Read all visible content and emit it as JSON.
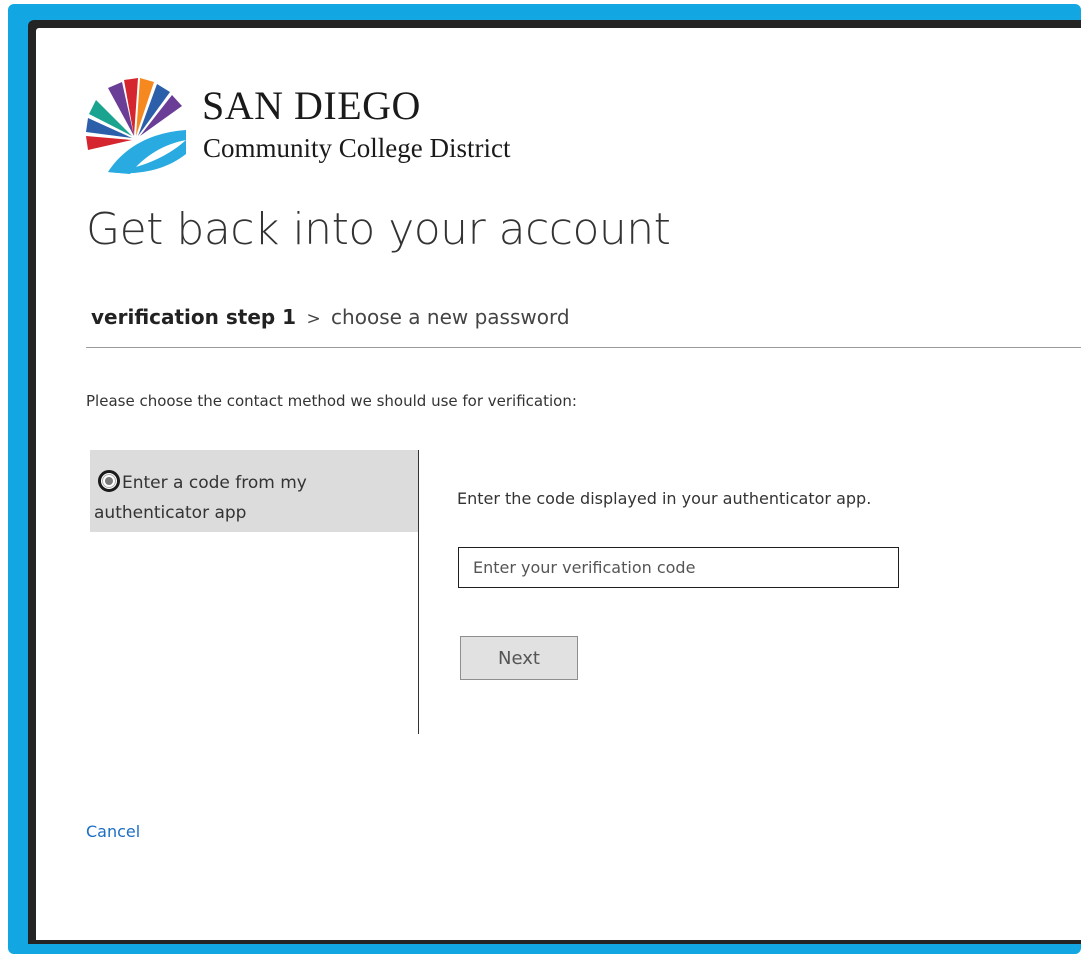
{
  "brand": {
    "name": "SAN DIEGO",
    "subtitle": "Community College District",
    "logo_icon": "sdccd-sunburst-logo",
    "colors": {
      "accent_frame": "#12a7e2",
      "logo_purple": "#6a3d97",
      "logo_red": "#d5262f",
      "logo_orange": "#f5891f",
      "logo_blue": "#2b5faa",
      "logo_teal": "#1aa38f",
      "logo_lightblue": "#29abe2"
    }
  },
  "page": {
    "title": "Get back into your account"
  },
  "breadcrumb": {
    "current_step": "verification step 1",
    "separator": ">",
    "next_step": "choose a new password"
  },
  "instructions": "Please choose the contact method we should use for verification:",
  "methods": [
    {
      "label": "Enter a code from my authenticator app",
      "selected": true
    }
  ],
  "verification": {
    "prompt": "Enter the code displayed in your authenticator app.",
    "input_placeholder": "Enter your verification code",
    "input_value": "",
    "next_label": "Next"
  },
  "cancel_label": "Cancel"
}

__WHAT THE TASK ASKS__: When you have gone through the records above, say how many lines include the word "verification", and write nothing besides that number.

__RESULT OF THE EXERCISE__: 4